On the 24th of July Anne was crowned with the king, when her refusal to take the sacrament according to the Anglican use created some sensation. She communicated on one occasion subsequently and attended Anglican service occasionally; but she received consecrated objects from Pope Clement VIII., continued to hear mass, and, according to Galluzzi, supported the schemes for the conversion of the prince of Wales and of England, and for the prince’s marriage with a Roman Catholic princess, which collapsed on his death in 1612. She was claimed as a convert by the Jesuits.[1] Nevertheless on her deathbed, when she was attended by the archbishop of Canterbury and the bishop of London, she used expressions which were construed as a declaration of Protestantism. Notwithstanding religious differences she lived in great harmony and affection with the king, latterly, however, residing mostly apart. She helped to raise Buckingham to power in the place of Somerset, maintained friendly relations with him, and approved of his guidance and control of the king. In spite of her birth and family she was at first favourably inclined to Spain, disapproved of her daughter Elizabeth’s marriage with the elector palatine, and supported the Spanish marriages for her sons, but subsequently veered round towards France. She used all her influence in favour of the unfortunate Raleigh, answering his petition to her for protection with a personal letter of appeal to Buckingham to save his life. “She carrieth no sway in state matters,” however, it was said of her in 1605, “and, praeter rem uxoriam, hath no great reach in other affairs.” “She does not mix herself up in affairs, though the king tells her anything she chooses to ask, and loves and esteems her.”[2] Her interest in state matters was only occasional, and secondary to the pre-occupations of court festivities, masks, progresses, dresses, jewels, which she much enjoyed; the court being, says Wilson—whose severity cannot entirely suppress his admiration—“a continued maskarado, where she and her ladies, like so many nymphs or Nereides, appeared ... to the ravishment of the beholders,” and “made the night more glorious than the day.” Occasionally she even joined in the king’s sports, though here her only recorded exploit was her accidental shooting of James’s “most principal and special hound,” Jewel.

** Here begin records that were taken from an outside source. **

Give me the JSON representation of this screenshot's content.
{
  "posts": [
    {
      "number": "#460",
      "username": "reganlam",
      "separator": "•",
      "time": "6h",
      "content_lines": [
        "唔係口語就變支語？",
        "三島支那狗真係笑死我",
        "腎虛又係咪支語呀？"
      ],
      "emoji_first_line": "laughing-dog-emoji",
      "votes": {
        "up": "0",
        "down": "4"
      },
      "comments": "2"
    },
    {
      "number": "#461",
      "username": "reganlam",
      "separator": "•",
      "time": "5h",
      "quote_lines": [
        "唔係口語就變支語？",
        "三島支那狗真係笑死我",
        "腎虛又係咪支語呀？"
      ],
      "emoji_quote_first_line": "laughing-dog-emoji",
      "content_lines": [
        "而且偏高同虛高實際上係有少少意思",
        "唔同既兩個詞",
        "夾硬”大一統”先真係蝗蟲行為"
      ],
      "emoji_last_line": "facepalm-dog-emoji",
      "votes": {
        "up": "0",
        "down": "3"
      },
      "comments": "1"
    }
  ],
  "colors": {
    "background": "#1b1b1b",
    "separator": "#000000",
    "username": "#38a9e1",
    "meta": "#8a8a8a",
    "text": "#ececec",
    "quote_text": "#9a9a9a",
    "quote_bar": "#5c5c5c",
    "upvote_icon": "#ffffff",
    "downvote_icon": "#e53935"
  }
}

Her extravagant expenditure, returned by Salisbury in 1605 at more than £50,000 and by Chamberlain at her death at more than £84,000, was unfavourably contrasted with the economy of Queen Elizabeth; in spite of large allowances and grants of estates which included Oatlands, Greenwich House and Nonsuch, it greatly exceeded her income, her debts in 1616 being reckoned at nearly £10,000, while her jewelry and her plate were valued at her death at nearly half a million. Anne died after a long illness on the 2nd of March 1619, and was buried in Westminster Abbey. She was generally regretted. The severe Wilson, while rebuking her gaieties, allows that she was “a good woman,” and that her character would stand the most prying investigation. She was intelligent and tactful, a faithful wife, a devoted mother and a staunch friend. Besides several children who died in infancy she had Henry, prince of Wales, who died in 1612, Charles, afterwards King Charles I., and Elizabeth, electress palatine and queen of Bohemia.

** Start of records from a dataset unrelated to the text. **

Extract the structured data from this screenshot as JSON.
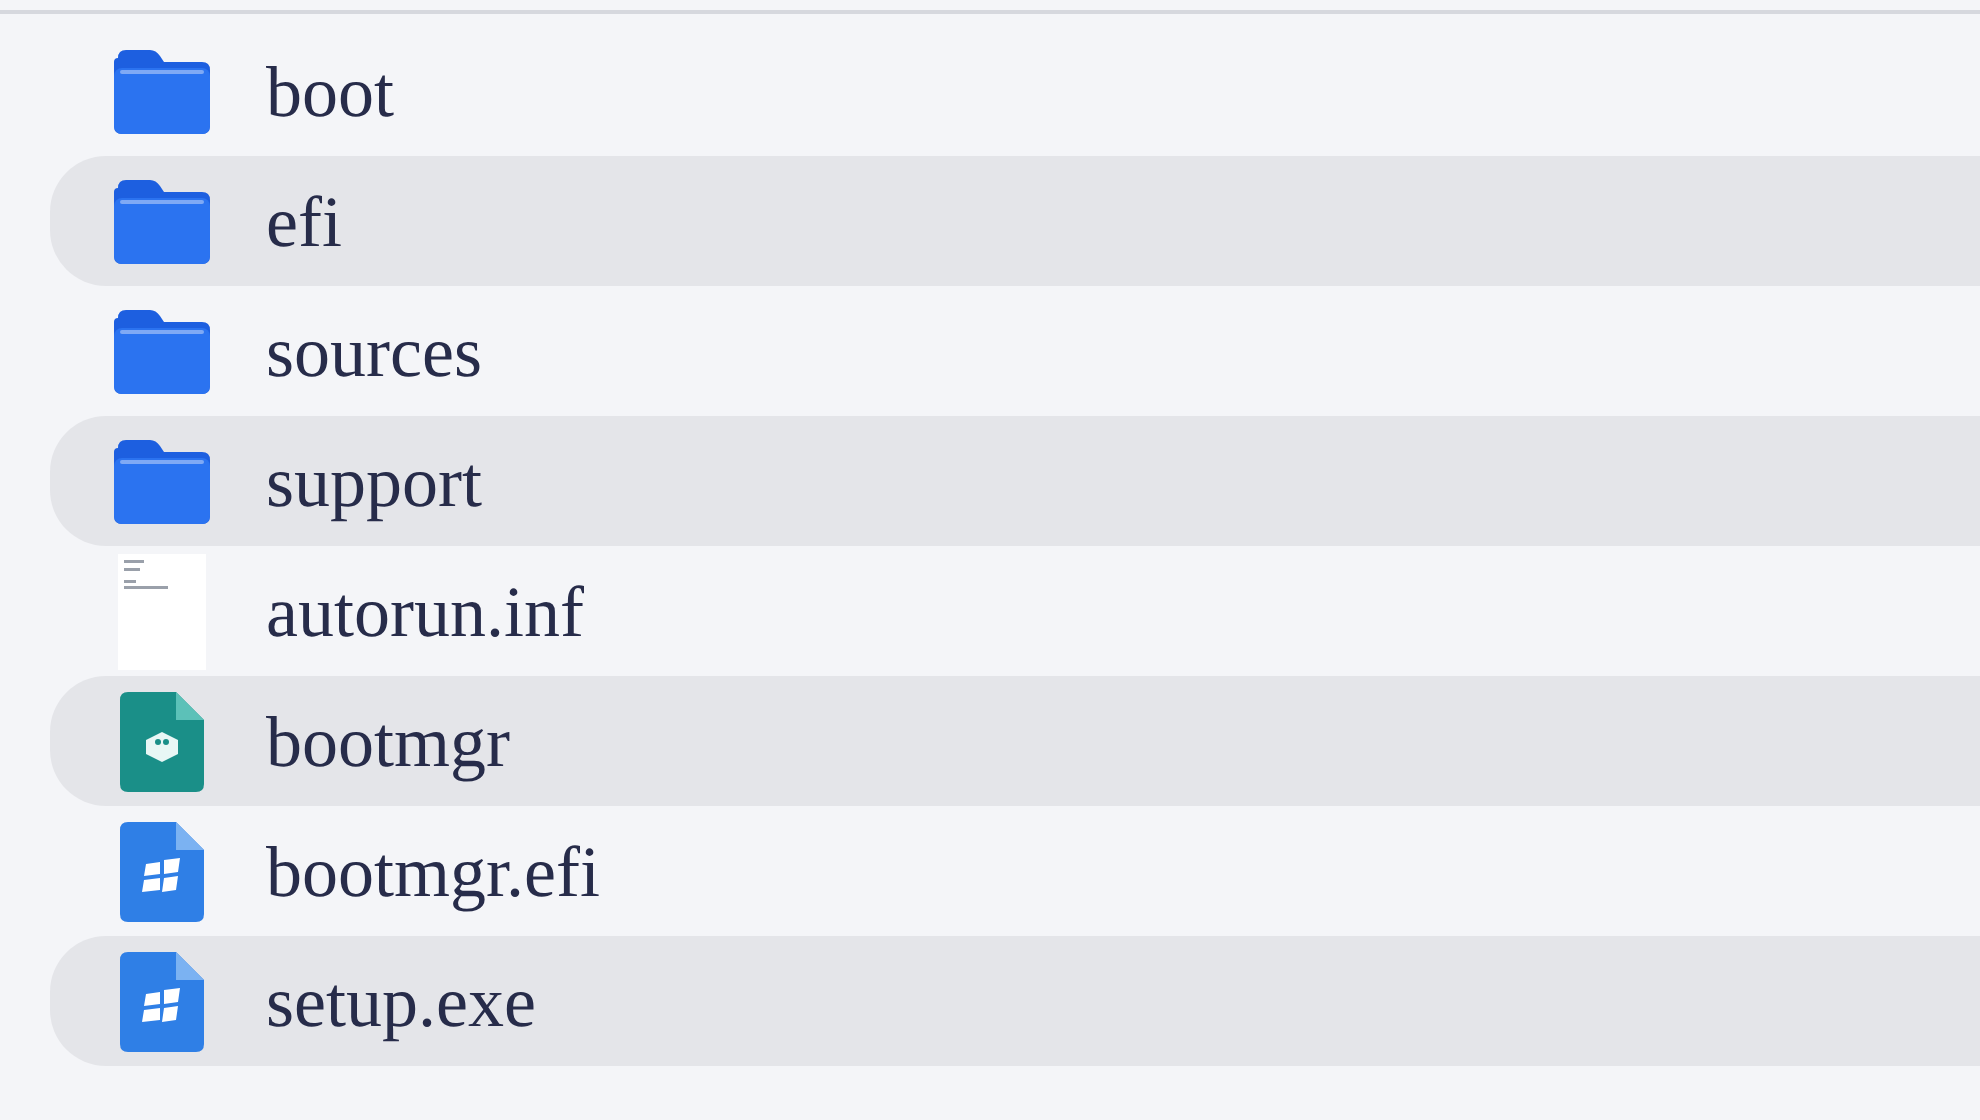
{
  "files": [
    {
      "name": "boot",
      "kind": "folder"
    },
    {
      "name": "efi",
      "kind": "folder"
    },
    {
      "name": "sources",
      "kind": "folder"
    },
    {
      "name": "support",
      "kind": "folder"
    },
    {
      "name": "autorun.inf",
      "kind": "document"
    },
    {
      "name": "bootmgr",
      "kind": "system"
    },
    {
      "name": "bootmgr.efi",
      "kind": "windows"
    },
    {
      "name": "setup.exe",
      "kind": "windows"
    }
  ]
}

Bibliography.—See Dr A. W. Ward’s article in the Dict, of Nat. Biography, with authorities; Lives of the Queens of England, by A. Strickland (1844), vii.; “Life and Reign of King James I.,” by A. Wilson, in History of England (1706); Istoria del Granducato di Toscana, by R. Galluzzi (1781), lib. vi. cap. ii.; Cal. of State PapersDomestic and Venetian; Hist. MSS. Comm. Series, MSS. of Marq. of Salisbury, iii. 420, 438, 454, ix. 54; Harleian MSS. 5176, art. 22, 293, art. 106. Also see bibliography to the article on James I.
 (P. C. Y.) 

  1. Fasti S. J., by P. Joannis Drews (pub. 1723), p. 160.
  2. Cal. of St. Pap.—Venetian, x. 513.